ASCO 2010: New chemo agent increases overall survival for metastatic breast cancer

6 Jun 2010

Eribulin, derived from marine sponge, increases survival among women with metastatic breast cancer

A Phase III randomized trial finds that a new chemotherapy agent, eribulin mesylate, extends median overall survival by about 2.5 months among women with locally recurrent or metastatic breast cancer who had already been heavily treated with conventional therapies.

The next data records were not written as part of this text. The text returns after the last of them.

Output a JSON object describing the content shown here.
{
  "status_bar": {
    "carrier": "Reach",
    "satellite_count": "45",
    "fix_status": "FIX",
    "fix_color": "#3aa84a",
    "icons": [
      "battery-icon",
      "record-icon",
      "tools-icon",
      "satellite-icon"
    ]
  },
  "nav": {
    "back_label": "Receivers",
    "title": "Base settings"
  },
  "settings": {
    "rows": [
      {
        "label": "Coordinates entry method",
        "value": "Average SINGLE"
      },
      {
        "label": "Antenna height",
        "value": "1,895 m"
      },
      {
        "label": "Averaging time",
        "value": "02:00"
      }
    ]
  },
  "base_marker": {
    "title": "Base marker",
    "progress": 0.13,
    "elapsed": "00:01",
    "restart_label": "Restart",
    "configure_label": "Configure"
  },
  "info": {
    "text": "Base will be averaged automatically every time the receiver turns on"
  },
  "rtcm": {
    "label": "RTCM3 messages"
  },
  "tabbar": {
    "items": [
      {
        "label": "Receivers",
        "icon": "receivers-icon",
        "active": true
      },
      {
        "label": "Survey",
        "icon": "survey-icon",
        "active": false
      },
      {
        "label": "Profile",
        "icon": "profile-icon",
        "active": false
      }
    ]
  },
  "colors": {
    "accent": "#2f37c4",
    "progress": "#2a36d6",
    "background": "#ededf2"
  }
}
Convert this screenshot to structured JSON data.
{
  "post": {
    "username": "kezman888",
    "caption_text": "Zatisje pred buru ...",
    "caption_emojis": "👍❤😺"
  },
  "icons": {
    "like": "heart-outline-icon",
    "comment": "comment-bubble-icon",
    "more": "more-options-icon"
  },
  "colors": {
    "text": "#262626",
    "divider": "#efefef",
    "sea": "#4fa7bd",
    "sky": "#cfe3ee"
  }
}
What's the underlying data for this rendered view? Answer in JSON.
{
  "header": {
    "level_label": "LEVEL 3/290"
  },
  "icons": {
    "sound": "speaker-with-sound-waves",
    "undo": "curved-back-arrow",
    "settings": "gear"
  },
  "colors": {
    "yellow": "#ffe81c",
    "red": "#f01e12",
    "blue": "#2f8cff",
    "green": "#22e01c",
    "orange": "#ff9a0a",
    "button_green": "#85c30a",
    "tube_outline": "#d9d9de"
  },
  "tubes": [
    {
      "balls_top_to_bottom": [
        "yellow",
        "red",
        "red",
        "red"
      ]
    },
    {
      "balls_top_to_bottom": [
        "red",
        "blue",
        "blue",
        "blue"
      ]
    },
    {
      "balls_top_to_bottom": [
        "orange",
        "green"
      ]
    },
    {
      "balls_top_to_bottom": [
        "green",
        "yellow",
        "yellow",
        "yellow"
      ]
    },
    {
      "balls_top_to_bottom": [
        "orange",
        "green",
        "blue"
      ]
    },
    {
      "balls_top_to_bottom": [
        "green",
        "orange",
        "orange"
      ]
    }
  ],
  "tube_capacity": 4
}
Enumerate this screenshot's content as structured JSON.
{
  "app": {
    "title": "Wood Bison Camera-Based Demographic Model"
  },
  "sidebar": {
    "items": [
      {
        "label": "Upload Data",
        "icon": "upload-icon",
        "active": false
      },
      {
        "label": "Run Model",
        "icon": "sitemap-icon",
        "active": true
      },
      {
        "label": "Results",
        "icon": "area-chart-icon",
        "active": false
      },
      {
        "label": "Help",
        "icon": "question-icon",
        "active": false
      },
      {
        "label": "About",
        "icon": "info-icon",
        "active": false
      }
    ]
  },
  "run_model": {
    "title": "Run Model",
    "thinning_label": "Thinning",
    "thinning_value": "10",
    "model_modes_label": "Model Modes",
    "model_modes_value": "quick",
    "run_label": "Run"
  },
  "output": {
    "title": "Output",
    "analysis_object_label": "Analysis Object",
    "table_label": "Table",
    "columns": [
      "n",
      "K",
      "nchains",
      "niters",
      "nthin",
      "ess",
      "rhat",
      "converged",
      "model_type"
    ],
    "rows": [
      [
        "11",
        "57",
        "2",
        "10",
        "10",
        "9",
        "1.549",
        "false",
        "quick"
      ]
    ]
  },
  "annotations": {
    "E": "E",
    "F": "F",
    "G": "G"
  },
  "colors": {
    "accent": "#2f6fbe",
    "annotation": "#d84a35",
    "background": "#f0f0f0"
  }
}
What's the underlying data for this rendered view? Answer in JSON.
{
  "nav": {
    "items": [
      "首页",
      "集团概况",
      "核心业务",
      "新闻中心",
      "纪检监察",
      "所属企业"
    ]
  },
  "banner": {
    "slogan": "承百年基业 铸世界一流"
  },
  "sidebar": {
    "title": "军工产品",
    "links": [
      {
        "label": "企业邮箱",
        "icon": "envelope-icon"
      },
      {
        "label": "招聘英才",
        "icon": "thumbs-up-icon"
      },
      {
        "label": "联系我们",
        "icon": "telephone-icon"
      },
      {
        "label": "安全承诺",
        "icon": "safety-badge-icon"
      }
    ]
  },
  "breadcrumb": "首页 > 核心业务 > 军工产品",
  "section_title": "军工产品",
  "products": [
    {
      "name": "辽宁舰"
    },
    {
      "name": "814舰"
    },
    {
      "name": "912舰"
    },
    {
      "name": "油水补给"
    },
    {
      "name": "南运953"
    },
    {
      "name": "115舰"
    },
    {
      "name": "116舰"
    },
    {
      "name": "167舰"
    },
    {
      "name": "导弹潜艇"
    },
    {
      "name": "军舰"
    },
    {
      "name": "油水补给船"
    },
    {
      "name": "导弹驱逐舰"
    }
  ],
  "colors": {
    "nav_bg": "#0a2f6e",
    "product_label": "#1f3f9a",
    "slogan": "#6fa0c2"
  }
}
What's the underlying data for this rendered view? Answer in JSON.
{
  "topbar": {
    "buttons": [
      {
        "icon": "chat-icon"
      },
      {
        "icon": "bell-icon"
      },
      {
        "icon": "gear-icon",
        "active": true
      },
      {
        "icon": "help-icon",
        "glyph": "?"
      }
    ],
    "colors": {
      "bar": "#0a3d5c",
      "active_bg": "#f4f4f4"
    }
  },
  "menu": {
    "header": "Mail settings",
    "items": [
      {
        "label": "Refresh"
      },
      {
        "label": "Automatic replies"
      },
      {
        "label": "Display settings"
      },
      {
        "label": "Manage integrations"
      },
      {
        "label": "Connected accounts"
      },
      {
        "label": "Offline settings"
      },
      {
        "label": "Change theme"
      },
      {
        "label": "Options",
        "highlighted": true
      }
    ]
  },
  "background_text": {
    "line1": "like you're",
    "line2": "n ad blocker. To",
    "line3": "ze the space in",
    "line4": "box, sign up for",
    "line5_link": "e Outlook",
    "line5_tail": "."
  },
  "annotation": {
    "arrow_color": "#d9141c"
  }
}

"Until now, there hasn't been a standard treatment for women with such advanced breast cancer. For those who have already received all of the recognized treatments, these are promising results," said lead author Christopher Twelves, MD, professor of clinical cancer pharmacology and oncology, and Head of the Clinical Cancer Research Groups at the Leeds Institute of Molecular Medicine and St. James's Institute of Oncology in Leeds, U.K. "These findings may establish eribulin as a new, effective option for women with heavily pre-treated metastatic breast cancer."

Eribulin mesylate is a new type of "microtubule dynamics inhibitor" that affects cell division; the drug is derived from a marine sponge. The international, multicenter trial, called EMBRACE, is the first to compare eribulin mesylate to "treatment of physician's choice" in women with locally recurrent or metastatic breast cancer who had already received an average of four prior chemotherapy drugs, such as anthracyclines or taxanes. Because no single chemotherapy regimen is standard for these women, physicians chose which treatment to give patients in this study's control arm, to reflect real-life choices.

Prof. Twelves and his colleagues compared overall survival among 762 patients with metastatic breast cancer who were randomized to receive either eribulin (508 women) or their physician's choice of therapy (254 women), which was almost always another chemotherapy. The median survival for the eribulin group was significantly longer: 13.1 months versus 10.7 months. The study's secondary endpoints (progression-free survival and objective response rate) also favored eribulin, which was generally well tolerated.


Source: ASCO